|Victorian Edging Tiles|
Victorian edging tiles were collected from storage and taken to the work area whilst the first lot of 6 to 1 concrete was mixed (6 shovels of sharp sand to 1 part cement plus a small amount of water) to bed and support the tiles, also known as haunching.
|Mixing Up The Concrete|
A string line was used to mark out the curves required and a small trench dug out along the two lines. Working on a small section at a time, moving along the trench, the concrete mix was laid out in to the trench sufficient for the tiles to be bedded in to then, using a small rubber mallet, were tapped level. Concrete was then placed at the base of each tile, behind and in front, smoothed at an angel to support them using a pointing trowel and left to set overnight
|Bedding And Haunching The Tiles|
|Adding Leaf Mould To The Border|
Returning to the site this morning, the soil in each section was forked through, leaf mould added and then levelled ready for the first shrubs to be planted.

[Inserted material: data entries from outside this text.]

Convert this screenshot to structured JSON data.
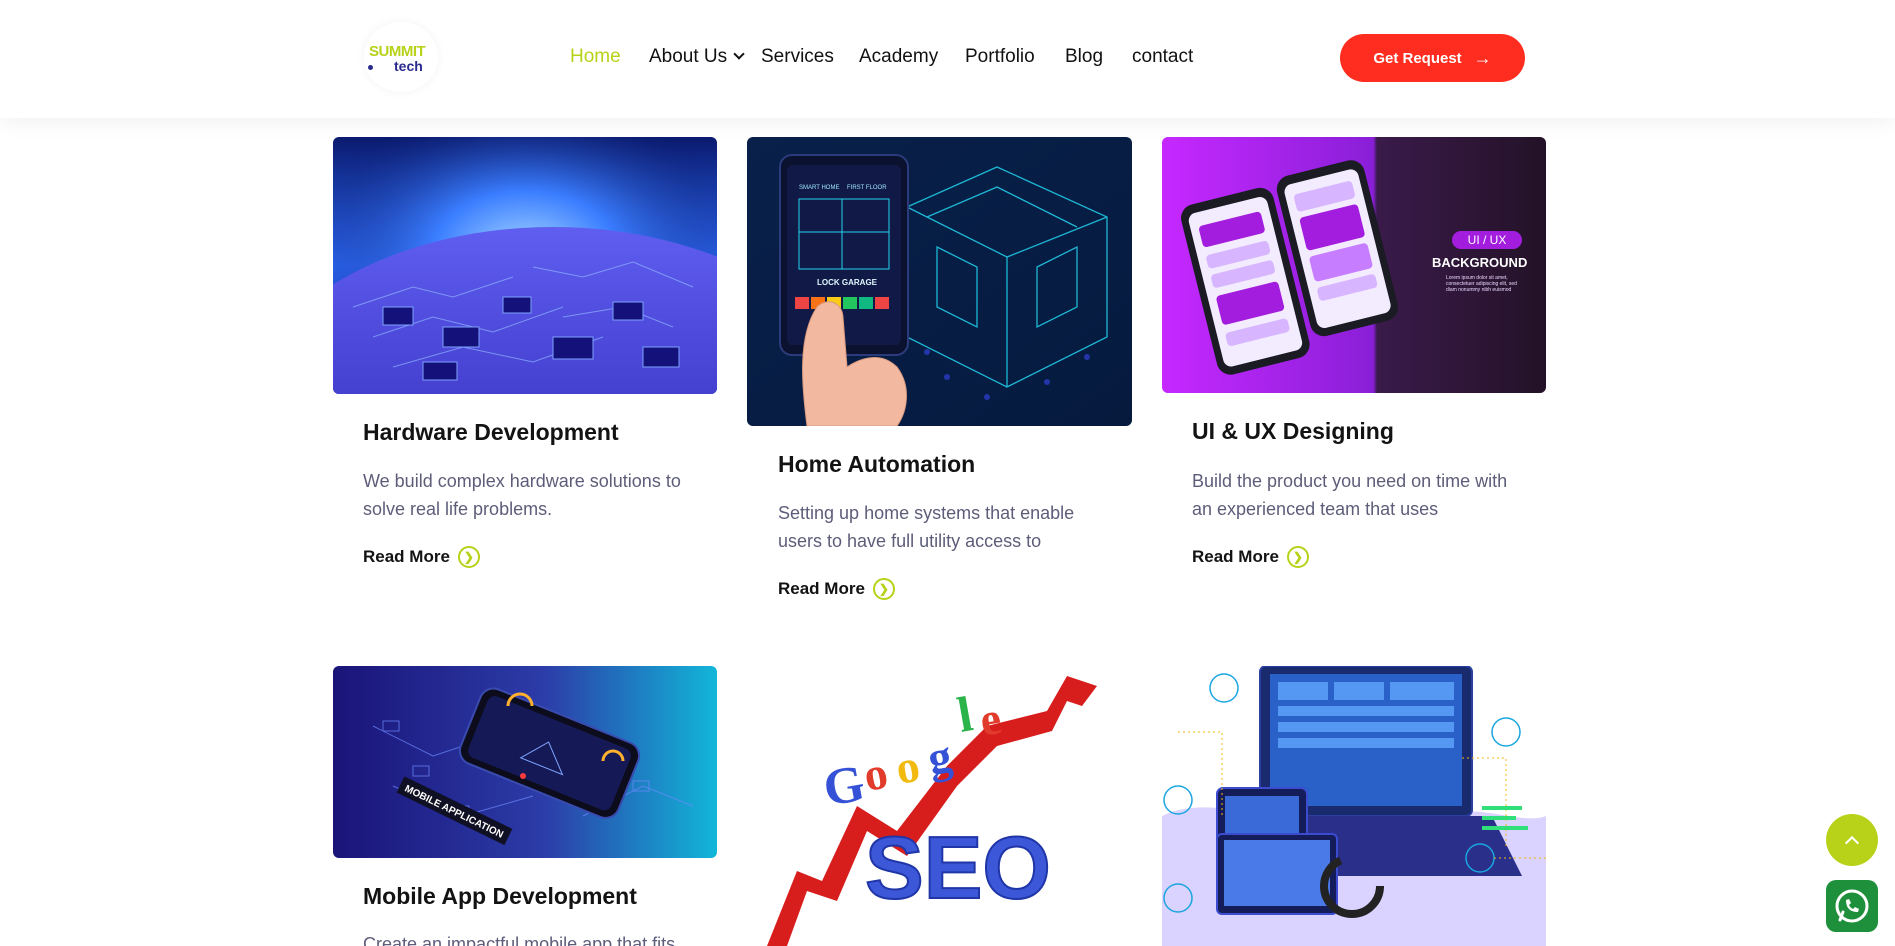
{
  "header": {
    "logo": {
      "line1": "SUMMIT",
      "line2": "tech"
    },
    "nav": [
      {
        "label": "Home",
        "active": true
      },
      {
        "label": "About Us",
        "has_dropdown": true
      },
      {
        "label": "Services"
      },
      {
        "label": "Academy"
      },
      {
        "label": "Portfolio"
      },
      {
        "label": "Blog"
      },
      {
        "label": "contact"
      }
    ],
    "cta_label": "Get Request"
  },
  "cards": [
    {
      "title": "Hardware Development",
      "description": "We build complex hardware solutions to solve real life problems.",
      "read_more": "Read More"
    },
    {
      "title": "Home Automation",
      "description": "Setting up home systems that enable users to have full utility access to",
      "read_more": "Read More"
    },
    {
      "title": "UI & UX Designing",
      "description": "Build the product you need on time with an experienced team that uses",
      "read_more": "Read More"
    },
    {
      "title": "Mobile App Development",
      "description": "Create an impactful mobile app that fits"
    }
  ],
  "images": {
    "home_phone": {
      "line1": "SMART HOME",
      "line2": "FIRST FLOOR",
      "lock": "LOCK GARAGE"
    },
    "uiux": {
      "badge": "UI / UX",
      "heading": "BACKGROUND",
      "body": "Lorem ipsum dolor sit amet, consectetuer adipiscing elit, sed diam nonummy nibh euismod"
    },
    "mobile": {
      "label": "MOBILE APPLICATION"
    },
    "seo": {
      "google": [
        "G",
        "o",
        "o",
        "g",
        "l",
        "e"
      ],
      "seo": "SEO"
    }
  },
  "colors": {
    "accent": "#b8d21a",
    "cta": "#ff2d1f",
    "desc_text": "#5d5d7a",
    "whatsapp": "#1e8f3a"
  }
}
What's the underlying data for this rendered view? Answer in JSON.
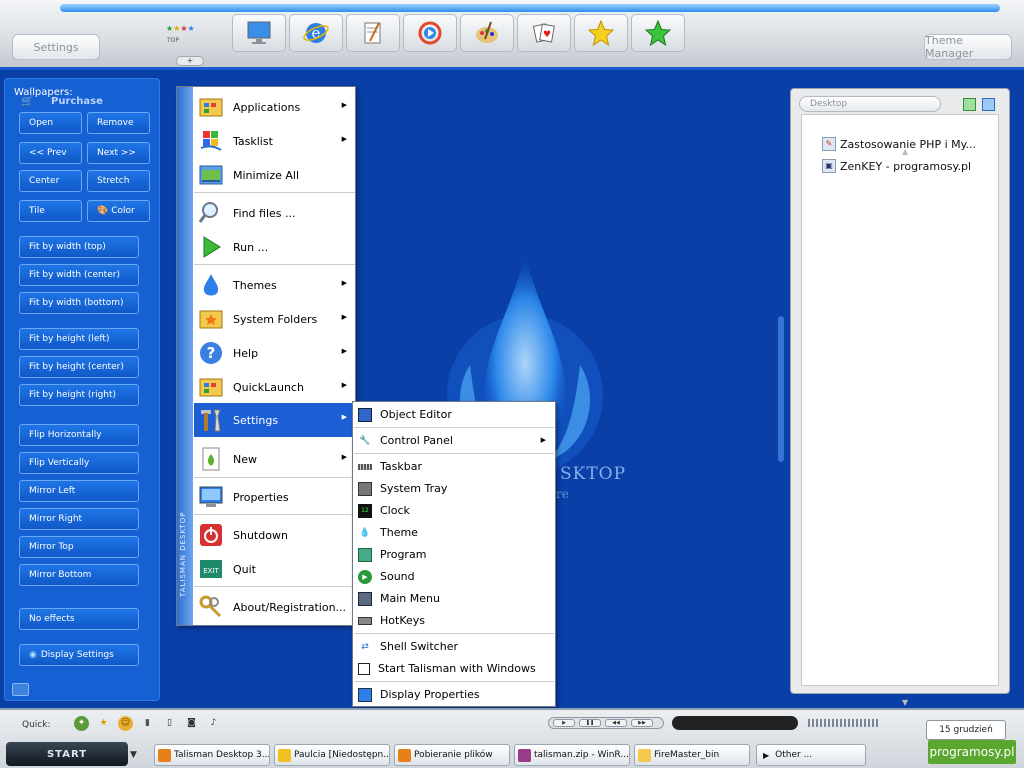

The shrub chosen to be planted along the edging tiles is Pittosporum tenuifolium, a glossy leaved evergreen with clusters of small, deep purple flowers in late spring and early summer. However, the team, pleased with the result of the terracing project, were asked by a number of passers by, "Where does the road lead to?" The border has now been named 'The Road To Nowhere'.
|Road To Nowhere|